On 19 April, Hogan Lovells will offer a seminar on recent developments in U.S. food law that affect all food companies exporting food to the U.S.
U.S. partners Maile Hermida and Elizabeth Fawell will be visiting London from Washington, DC to discuss the latest U.S. food law developments that affect foreign companies that sell food in the U.S. This session will address recent changes for food safety, nutrition labeling, import filings, and facility inspections, addressing what these developments mean for exporters and how they are affected by the political climate in the United States. Both Maile and Elizabeth have extensive experience helping companies navigate these new requirements and developing effective business solutions for managing compliance.
Topics for this two hour seminar include:
— New U.S. Food Safety Requirements (FSMA)
— New Nutrition Labeling Rules
— Impacts from and Forecast for Trump Administration
— Inspections and Enforcement

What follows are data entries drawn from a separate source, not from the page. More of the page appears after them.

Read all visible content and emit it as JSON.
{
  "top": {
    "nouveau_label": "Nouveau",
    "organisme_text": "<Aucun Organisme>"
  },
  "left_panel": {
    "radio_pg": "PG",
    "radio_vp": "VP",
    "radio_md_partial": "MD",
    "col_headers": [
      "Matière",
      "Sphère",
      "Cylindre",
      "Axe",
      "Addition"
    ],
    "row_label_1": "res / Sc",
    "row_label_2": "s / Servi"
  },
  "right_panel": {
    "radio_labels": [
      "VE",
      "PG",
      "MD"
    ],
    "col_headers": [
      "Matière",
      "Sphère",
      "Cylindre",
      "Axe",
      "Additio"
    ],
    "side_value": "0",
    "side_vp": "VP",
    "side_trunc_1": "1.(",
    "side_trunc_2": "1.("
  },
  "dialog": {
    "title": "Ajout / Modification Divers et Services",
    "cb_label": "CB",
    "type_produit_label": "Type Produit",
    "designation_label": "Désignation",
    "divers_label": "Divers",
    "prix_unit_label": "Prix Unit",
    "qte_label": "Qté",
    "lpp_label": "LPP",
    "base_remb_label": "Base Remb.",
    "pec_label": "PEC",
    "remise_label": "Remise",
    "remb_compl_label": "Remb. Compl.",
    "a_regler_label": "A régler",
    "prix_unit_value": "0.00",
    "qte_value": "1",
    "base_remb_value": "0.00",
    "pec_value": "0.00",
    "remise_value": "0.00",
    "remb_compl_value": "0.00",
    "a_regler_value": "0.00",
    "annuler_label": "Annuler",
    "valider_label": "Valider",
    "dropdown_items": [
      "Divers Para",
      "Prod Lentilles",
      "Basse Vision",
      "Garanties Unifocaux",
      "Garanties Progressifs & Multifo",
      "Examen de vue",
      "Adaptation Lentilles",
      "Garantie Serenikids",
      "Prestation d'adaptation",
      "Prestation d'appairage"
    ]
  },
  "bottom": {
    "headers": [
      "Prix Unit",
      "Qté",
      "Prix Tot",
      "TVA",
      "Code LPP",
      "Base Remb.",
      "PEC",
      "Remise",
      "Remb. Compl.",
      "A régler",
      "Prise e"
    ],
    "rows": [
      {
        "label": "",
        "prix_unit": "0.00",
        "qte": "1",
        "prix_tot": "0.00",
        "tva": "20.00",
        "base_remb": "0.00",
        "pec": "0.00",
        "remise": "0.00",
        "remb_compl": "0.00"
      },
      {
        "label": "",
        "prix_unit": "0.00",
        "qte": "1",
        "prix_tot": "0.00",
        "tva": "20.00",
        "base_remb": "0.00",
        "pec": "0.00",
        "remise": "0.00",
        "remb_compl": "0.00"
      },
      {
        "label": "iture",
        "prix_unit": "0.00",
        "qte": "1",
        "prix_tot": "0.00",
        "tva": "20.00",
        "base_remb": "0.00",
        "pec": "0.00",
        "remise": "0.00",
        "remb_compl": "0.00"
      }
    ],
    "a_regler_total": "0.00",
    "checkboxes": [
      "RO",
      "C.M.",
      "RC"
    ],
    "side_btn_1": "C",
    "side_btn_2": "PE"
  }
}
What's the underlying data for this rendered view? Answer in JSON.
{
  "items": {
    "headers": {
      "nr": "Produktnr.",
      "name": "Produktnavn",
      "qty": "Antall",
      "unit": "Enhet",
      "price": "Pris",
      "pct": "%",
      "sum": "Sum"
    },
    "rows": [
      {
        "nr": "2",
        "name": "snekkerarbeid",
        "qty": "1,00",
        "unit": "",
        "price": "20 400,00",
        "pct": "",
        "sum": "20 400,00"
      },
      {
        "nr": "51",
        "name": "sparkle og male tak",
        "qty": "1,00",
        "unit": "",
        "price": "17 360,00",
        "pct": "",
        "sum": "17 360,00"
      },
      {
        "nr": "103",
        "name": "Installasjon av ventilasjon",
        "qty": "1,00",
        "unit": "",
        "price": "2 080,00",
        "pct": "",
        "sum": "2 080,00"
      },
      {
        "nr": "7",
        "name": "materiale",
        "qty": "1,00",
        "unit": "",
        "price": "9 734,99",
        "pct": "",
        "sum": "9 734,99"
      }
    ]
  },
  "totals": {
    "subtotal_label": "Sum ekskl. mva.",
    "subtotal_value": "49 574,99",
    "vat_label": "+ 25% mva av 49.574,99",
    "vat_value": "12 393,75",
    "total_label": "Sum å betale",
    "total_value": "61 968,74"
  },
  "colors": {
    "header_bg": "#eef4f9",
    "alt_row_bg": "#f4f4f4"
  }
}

On March 1, 2018, Food and Drug Administration (FDA or the agency) Commissioner Dr. Scott Gottlieb, M.D., announced new efforts to advance implementation of the new consumer Nutrition Facts label for foods, and with it a plethora of guidance documents on dietary fiber, Reference Amounts Customarily Consumed (RACCs) for product categories, declaration of added sugars on honey and similar products, and proper labeling of honey and honey products. We briefly discuss each of the following guidance documents further below:
- Final Guidance for Industry: Reference Amounts Customarily Consumed: List of Products for Each Product Category
- Serving Sizes of Foods That Can Reasonably Be Consumed At One Eating Occasion; Dual-Column Labeling; Updating, Modifying, and Establishing Certain Reference Amounts Customarily Consumed; Serving Size for Breath Mints; and Technical Amendments; Small Entity Compliance Guide
- Final Guidance for Industry: Scientific Evaluation of the Evidence on the Beneficial Physiological Effects of Isolated or Synthetic Non-digestible Carbohydrates Submitted as a Citizen Petition (21 CFR 10.30)
- Draft Guidance for Industry: Declaration of Added Sugars on Honey, Maple Syrup, and Certain Cranberry Products
- Final Guidance for Industry: Proper Labeling of Honey and Honey Products
The deadline for submitting comments on the Draft Guidance concerning the declaration of added sugars for honey, maple syrup, and certain cranberry products is May 1, 2018. Comments should be submitted to Docket No. FDA-2018-D-0075. The other documents are Final Guidance, on which comments can be submitted at any time.
As seen in news reports, two recent Department of Justice (DOJ or Department) memoranda address the role of guidance documents in civil enforcement actions. Taken together, the two memoranda greatly limit the Department’s use of DOJ and other agencies’ guidance documents to support civil enforcement actions, as guidance documents do not impose binding standards on private parties. However, for the reasons set forth below, the memoranda are not expected to have a significant impact on enforcement actions initiated by the Food and Drug Administration (FDA) in food-related matters.